The bottom third of students made the greatest improvements in a flipped engineering program.
Flipping classrooms, in a sense, is nothing new for colleges.
In the humanities – history, English and other social sciences – professors often require students to read texts and master concepts at home, then bring questions to class to delve deeper into the information. But more often, engineering, math and science disciplines are jumping into the flipped classroom experience, and with promising results.

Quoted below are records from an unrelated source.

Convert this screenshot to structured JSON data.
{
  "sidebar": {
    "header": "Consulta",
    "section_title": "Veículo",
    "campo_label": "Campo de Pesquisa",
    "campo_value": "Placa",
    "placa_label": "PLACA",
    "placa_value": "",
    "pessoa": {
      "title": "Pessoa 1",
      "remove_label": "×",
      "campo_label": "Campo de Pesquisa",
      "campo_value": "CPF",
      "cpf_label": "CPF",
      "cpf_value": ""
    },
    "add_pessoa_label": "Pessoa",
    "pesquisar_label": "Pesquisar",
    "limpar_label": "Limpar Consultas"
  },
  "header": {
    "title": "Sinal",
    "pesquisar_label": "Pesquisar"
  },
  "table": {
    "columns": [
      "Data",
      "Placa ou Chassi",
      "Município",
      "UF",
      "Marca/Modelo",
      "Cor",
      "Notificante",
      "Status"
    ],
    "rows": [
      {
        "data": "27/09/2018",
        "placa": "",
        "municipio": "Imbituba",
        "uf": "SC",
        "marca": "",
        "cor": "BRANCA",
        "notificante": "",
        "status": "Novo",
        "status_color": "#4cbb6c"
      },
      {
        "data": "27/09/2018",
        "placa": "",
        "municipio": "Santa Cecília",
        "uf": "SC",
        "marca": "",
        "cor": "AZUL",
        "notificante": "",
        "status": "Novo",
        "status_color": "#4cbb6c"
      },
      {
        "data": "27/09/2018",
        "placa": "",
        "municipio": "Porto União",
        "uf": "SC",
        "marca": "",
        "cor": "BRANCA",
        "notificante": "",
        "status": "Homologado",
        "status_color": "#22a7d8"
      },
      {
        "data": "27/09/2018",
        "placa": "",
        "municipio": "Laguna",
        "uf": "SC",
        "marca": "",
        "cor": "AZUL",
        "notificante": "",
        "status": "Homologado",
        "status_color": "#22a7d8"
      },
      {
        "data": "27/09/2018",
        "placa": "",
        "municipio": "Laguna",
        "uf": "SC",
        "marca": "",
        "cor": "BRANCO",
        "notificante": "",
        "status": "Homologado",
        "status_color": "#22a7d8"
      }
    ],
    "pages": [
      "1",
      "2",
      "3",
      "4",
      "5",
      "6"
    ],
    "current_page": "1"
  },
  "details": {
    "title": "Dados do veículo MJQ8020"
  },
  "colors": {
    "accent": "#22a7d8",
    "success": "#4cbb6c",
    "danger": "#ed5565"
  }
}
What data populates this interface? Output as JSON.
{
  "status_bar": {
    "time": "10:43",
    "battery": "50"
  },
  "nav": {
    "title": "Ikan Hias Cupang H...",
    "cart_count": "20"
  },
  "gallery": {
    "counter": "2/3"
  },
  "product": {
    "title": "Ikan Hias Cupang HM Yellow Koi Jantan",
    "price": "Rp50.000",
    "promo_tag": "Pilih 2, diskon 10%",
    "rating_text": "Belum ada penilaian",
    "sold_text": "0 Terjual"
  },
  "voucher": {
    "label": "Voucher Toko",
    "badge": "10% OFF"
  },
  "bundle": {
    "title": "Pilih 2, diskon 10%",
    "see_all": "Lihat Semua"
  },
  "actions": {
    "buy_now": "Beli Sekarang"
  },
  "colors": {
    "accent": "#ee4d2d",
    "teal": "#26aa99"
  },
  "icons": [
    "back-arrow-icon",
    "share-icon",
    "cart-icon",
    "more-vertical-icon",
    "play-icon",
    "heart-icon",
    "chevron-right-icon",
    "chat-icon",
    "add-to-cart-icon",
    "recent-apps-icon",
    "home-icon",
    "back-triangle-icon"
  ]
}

The hybrid courses blend online learning and in-class interaction between students and faculty. Some might call it the “anti-MOOC.” Students watch short lecture videos and reviewed downloadable notes at home, then spend class time being quizzed on the concepts they learned, working in groups on more complex problems and getting a head start on their homework.